I am curious as a good memory is a terrible thing to waste. Nice direction.
In the world of AI, it's the thought that counts!

*

WriterOfMinds

  • Trusty Member
  • *****
  • Mechanical Turk
  • *
  • 162
    • WriterOfMinds Blog
Re: Project Acuitas
« Reply #71 on: April 15, 2019, 05:43:48 am »
Memories get assigned a significance score at creation (the score is also updated later as necessary).  I talked about how this score is determined in last month's update, and that part of the system hasn't changed, but to re-summarize: the more unique a memory is, the more significant it's considered to be. Memories that are the first of their kind and memories that contain more/richer detail also get a significance boost.
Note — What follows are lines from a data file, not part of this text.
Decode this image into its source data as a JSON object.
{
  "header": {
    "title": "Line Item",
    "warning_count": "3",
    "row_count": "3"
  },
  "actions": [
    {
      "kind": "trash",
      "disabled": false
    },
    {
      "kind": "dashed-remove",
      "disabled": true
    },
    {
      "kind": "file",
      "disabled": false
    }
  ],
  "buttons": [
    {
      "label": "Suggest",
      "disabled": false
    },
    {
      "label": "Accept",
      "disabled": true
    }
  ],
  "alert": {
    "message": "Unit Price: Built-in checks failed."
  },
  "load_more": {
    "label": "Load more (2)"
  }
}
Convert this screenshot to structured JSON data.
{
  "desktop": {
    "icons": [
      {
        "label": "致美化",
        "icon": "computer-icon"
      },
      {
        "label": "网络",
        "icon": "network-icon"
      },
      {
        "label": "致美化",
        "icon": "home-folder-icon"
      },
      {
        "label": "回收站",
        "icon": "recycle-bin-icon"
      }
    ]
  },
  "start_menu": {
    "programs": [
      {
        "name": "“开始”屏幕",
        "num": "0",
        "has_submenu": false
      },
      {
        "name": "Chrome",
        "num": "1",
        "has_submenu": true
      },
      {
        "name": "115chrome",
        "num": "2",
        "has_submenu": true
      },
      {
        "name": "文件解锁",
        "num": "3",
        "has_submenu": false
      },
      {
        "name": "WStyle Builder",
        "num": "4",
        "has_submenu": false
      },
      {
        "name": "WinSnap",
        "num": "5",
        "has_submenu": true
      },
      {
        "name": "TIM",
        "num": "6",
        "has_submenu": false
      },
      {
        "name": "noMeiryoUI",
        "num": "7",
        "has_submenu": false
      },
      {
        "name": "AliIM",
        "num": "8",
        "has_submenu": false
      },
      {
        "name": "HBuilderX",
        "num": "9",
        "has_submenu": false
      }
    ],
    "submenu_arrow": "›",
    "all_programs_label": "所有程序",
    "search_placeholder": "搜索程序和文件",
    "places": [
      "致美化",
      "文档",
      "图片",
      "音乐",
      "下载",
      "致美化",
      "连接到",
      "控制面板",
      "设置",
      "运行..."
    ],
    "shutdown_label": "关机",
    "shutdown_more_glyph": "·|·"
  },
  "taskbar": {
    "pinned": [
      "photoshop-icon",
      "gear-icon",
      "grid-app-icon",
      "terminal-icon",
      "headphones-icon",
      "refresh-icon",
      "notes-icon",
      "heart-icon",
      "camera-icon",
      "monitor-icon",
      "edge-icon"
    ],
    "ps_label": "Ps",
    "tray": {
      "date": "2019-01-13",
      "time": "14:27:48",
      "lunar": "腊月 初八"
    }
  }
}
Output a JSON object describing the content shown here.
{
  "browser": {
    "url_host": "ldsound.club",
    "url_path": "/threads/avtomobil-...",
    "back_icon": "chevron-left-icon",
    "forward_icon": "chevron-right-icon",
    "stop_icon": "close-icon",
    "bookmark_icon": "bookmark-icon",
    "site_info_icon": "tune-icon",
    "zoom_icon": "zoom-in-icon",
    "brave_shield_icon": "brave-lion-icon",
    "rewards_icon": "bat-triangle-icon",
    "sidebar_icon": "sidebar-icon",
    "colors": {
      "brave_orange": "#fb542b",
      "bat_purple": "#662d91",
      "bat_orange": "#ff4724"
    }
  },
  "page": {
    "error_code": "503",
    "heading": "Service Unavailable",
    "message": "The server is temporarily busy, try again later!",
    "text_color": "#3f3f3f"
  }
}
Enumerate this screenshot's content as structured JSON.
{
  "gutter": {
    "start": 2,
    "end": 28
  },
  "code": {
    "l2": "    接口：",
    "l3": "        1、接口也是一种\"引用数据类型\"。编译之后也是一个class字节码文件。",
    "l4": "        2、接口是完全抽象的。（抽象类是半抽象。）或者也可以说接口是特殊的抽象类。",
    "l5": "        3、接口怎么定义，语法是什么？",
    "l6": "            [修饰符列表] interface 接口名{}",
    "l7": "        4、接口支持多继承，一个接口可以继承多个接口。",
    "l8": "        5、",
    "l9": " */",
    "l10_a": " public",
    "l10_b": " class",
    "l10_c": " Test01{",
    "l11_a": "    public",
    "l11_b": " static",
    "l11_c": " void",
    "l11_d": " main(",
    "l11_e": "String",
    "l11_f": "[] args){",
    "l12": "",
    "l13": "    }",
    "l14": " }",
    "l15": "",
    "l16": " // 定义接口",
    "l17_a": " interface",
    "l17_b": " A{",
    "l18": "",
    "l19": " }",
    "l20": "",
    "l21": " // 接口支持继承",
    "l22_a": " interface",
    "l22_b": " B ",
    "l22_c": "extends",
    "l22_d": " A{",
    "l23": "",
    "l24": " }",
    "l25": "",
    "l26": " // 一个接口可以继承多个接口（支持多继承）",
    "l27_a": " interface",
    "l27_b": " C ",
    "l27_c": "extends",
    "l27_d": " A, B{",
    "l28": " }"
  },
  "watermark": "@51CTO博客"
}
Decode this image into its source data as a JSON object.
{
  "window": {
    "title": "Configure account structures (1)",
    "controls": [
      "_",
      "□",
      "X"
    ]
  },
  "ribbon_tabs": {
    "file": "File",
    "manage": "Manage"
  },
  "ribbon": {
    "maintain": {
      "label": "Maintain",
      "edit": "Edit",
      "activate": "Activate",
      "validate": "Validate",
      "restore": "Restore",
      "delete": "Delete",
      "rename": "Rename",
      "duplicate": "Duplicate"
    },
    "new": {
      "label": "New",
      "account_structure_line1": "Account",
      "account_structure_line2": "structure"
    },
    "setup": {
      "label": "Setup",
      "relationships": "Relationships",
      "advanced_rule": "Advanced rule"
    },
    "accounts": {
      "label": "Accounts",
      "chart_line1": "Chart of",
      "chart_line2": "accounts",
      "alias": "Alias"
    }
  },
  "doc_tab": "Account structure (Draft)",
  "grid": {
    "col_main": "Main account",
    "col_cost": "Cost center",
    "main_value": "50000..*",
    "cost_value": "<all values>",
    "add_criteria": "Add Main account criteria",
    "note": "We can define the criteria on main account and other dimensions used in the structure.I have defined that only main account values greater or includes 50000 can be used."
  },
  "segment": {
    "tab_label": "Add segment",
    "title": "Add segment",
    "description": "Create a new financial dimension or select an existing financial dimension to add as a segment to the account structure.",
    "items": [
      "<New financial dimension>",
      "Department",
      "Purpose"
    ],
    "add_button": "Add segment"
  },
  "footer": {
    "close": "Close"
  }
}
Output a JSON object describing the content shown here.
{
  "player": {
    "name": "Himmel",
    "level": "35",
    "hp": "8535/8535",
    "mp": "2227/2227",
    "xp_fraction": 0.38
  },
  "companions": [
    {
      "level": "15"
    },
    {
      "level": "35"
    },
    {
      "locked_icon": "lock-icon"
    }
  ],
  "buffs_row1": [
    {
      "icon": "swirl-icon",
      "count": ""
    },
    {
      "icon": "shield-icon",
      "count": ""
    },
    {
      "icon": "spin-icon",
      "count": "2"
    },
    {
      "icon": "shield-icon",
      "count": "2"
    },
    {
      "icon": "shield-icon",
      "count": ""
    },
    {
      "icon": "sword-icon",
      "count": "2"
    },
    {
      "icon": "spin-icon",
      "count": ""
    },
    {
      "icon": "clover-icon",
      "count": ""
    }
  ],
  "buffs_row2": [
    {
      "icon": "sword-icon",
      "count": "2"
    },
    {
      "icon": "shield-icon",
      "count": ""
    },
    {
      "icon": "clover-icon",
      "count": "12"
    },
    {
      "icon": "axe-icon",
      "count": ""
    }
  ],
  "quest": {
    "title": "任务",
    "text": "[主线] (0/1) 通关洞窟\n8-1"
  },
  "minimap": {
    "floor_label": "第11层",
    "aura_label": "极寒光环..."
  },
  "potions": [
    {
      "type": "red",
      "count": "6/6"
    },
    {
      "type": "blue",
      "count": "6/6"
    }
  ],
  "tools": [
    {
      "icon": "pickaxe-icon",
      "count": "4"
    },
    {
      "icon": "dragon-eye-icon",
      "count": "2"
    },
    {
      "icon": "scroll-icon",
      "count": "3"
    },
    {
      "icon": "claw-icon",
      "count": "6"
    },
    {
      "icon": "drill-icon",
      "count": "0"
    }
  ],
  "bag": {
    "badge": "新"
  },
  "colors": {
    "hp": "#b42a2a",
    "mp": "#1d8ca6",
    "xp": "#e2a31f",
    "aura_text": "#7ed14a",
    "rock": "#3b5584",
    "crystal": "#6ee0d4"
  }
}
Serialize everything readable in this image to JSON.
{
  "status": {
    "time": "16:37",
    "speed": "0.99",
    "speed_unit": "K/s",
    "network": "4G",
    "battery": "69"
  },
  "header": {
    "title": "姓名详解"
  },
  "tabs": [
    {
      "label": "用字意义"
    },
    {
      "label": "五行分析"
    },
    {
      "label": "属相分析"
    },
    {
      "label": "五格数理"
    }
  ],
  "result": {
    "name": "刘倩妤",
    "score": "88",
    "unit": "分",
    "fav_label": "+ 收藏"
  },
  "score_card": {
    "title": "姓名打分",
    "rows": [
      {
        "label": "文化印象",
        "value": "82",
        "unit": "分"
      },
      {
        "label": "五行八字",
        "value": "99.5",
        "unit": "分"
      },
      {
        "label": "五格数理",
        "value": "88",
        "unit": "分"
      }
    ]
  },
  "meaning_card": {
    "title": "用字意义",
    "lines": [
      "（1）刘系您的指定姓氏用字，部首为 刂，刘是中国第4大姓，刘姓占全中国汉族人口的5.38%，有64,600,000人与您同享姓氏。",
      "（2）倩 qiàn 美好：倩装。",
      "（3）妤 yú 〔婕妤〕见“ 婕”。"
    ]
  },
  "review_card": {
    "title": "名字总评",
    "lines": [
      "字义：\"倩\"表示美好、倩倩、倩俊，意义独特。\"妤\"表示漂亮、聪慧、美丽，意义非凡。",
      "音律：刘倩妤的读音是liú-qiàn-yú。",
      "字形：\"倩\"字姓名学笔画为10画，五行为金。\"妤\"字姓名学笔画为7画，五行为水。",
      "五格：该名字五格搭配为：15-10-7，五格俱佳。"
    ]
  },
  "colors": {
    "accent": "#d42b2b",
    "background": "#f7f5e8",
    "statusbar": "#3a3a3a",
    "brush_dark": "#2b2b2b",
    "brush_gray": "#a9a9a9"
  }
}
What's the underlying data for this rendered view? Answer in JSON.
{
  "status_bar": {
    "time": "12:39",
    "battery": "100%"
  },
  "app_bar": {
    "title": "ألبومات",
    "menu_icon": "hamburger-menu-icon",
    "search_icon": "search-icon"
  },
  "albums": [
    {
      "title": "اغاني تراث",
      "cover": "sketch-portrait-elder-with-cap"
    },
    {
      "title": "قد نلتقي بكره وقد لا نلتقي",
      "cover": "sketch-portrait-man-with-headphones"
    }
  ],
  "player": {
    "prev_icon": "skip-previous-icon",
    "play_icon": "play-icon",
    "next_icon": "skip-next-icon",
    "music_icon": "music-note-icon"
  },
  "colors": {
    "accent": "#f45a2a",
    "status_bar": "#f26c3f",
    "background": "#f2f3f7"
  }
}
There is a threshold in the significance score beyond which a memory is "safe," yes.  So you shouldn't get a fluke in the random process taking out a really important one.

*

Art

  • At the end of the game, the King and Pawn go into the same box.
  • Global Moderator
  • *********************
  • Deep Thought
  • *
  • 5391
Re: Project Acuitas
« Reply #72 on: April 15, 2019, 01:33:26 pm »
Ah yes...I went back and read the Feb., Mar., Apr. issues of your postings. (Should have not "forgotten" to do that!) ::)
Nicely explained!
In the world of AI, it's the thought that counts!

*

LOCKSUIT

  • Emerged from nothing
  • Trusty Member
  • ***************
  • Deep Blue
  • *
  • 2811
  • First it wiggles, then it is rewarded.
Re: Project Acuitas
« Reply #73 on: April 15, 2019, 01:41:15 pm »
I'll scan the whole thread...somehow it got by me O0

looks like my "tree drawings" lol....and the forgetting idea.....close enough ! ._.

Surely no one can be as far as lock though, I purposely end up too far ahead, no one will find here spot!. . .
Emergent

*

LOCKSUIT

  • Emerged from nothing
  • Trusty Member
  • ***************
  • Deep Blue
  • *
  • 2811
  • First it wiggles, then it is rewarded.
Re: Project Acuitas
« Reply #74 on: April 16, 2019, 08:28:11 am »
Ok I'm caught up on the whole thread...wow, nice. I think I let the thread go few months ago... The name Acuitas is just a name, but if I seen The Bomb in the Recent Threads...no doubt it's an eye-opener hehe...

I'm gonna share some ideas. Not all though... we seem to hide our secrets hehe, at the expensive of dying children/wildlife. Maybe don't?

Here's half of how forgetting/remembering works:
- Things are remembered if they are sensed enough (energized), loved, related (especially to strong role-model nodes), entails, and frequency....the AI can also ask you how much so a memory is any of these.
- I agree 'rank' on nodes in the net is crucial for goals; Animals are born with a native STRONG outlook for stuff similar to food/mates. If cats are dogs, then you may want to update your desire you seek (finding a pet) to dogs if cats cost too much. Without love, AGI may seek socks, or nuclear power, or leafs. What are the ethics you want it to seek? What to research/implement? Install it. Make it output change that makes the world smarter. Positive/negative rank exists too I assume, and yes close events are more important if more/as critical to far away events in time.
- Other half is Pruning. . .secrets! With pruning, you usually just save all but in a more compressed way.

Also, if Tim has a pet fish and that fish has a virus and that virus has a food inside itself, and you don't talk to Tim anymore, and talk to Sally, then no more fish, no more Tim, you don't need to know any of what classes under Tim for now, so, you model whom you speak to! You switch near the root of the tree.
« Last Edit: April 16, 2019, 10:24:01 am by LOCKSUIT »
Emergent

 


Users Online

68 Guests, 0 Users

Most Online Today: 104. Most Online Ever: 340 (March 26, 2019, 09:47:57 pm)

Articles